Practical Task Scheduling Deployment
July 20, 2016 12:00 pm CDT
One of the best things about the UNIX environment (aside from being stable and efficient) is the vast array of software tools available to help you do your job. Traditionally, a UNIX tool does only one thing, but does that one thing very well. For example, grep is very easy to use and can search vast amounts of data quickly. The find tool can find a particular file or files based on all kinds of criteria. It's pretty easy to string these tools together to build even more powerful tools, such as a tool that finds all of the .log files in the /home directory and searches each one for a particular entry. This erector-set mentality allows UNIX system administrators to seem to always have the right tool for the job.
Cron traditionally has been considered another such a tool for job scheduling, but is it enough? This webinar considers that very question. The first part builds on a previous Geek Guide, Beyond Cron, and briefly describes how to know when it might be time to consider upgrading your job scheduling infrastructure. The second part presents an actual planning and implementation framework.
Join Linux Journal's Mike Diehl and Pat Cameron of Help Systems.
Free to Linux Journal readers.Register Now!
- SUSE LLC's SUSE Manager
- My +1 Sword of Productivity
- Murat Yener and Onur Dundar's Expert Android Studio (Wrox)
- Managing Linux Using Puppet
- Non-Linux FOSS: Caffeine!
- Doing for User Space What We Did for Kernel Space
- SuperTuxKart 0.9.2 Released
- Parsing an RSS News Feed with a Bash Script
- Google's SwiftShader Released
- Rogue Wave Software's Zend Server
With all the industry talk about the benefits of Linux on Power and all the performance advantages offered by its open architecture, you may be considering a move in that direction. If you are thinking about analytics, big data and cloud computing, you would be right to evaluate Power. The idea of using commodity x86 hardware and replacing it every three years is an outdated cost model. It doesn’t consider the total cost of ownership, and it doesn’t consider the advantage of real processing power, high-availability and multithreading like a demon.
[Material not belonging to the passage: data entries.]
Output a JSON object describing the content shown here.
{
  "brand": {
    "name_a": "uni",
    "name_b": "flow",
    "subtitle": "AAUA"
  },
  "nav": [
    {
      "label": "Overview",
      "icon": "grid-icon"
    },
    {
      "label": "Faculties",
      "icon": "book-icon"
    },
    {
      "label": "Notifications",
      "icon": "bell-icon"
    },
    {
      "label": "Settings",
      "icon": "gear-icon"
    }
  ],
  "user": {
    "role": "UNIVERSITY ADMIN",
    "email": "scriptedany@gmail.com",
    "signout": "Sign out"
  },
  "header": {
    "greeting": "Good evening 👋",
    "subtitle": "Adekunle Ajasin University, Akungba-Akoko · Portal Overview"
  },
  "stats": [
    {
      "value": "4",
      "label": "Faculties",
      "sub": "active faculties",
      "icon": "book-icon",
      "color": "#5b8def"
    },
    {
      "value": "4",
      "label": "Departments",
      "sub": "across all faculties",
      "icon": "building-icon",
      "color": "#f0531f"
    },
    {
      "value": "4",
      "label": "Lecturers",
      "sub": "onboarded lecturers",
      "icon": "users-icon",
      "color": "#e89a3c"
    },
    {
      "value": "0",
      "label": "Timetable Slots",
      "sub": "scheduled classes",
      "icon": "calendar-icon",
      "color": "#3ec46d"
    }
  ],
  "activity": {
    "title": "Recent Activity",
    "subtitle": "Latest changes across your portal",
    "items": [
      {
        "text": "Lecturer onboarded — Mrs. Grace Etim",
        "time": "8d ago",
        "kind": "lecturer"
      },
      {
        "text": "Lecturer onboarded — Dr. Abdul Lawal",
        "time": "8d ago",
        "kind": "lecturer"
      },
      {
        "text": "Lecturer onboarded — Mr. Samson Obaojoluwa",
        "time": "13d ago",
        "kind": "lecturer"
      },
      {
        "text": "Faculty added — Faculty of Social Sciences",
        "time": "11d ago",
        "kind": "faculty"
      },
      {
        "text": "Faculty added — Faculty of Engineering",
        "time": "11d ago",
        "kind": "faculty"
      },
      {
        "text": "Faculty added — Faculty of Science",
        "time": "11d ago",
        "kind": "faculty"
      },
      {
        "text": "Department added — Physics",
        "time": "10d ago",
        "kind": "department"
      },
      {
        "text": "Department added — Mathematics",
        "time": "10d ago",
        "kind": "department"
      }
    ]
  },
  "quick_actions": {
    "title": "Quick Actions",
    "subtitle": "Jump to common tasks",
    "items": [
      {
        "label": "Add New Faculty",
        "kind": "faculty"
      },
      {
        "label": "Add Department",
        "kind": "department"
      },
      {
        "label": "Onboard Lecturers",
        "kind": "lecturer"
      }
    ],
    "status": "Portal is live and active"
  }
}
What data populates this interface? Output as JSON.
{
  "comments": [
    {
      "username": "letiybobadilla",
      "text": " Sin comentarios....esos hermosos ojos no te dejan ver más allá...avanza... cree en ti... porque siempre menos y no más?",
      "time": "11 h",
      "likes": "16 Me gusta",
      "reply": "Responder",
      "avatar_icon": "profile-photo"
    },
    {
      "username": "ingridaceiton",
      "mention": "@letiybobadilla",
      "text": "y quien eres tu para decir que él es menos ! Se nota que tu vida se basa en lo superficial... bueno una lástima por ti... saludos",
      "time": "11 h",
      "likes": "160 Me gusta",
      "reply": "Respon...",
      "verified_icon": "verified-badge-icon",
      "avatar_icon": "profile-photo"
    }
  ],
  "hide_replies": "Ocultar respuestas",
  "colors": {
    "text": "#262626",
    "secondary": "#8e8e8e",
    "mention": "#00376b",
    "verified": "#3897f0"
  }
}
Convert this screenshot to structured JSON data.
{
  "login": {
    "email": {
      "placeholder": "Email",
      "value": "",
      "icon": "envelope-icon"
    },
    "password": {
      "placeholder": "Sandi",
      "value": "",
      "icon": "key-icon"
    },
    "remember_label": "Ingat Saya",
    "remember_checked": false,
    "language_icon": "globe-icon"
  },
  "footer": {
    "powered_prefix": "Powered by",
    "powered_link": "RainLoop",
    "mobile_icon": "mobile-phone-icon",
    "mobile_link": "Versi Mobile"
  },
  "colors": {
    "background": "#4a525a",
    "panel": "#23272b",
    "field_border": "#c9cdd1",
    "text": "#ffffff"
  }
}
This ebook takes a look at some of the practical applications of the Linux on Power platform and ways you might bring all the performance power of this open architecture to bear for your organization. There are no smoke and mirrors here—just hard, cold, empirical evidence provided by independent sources. I also consider some innovative ways Linux on Power will be used in the future.Get the Guide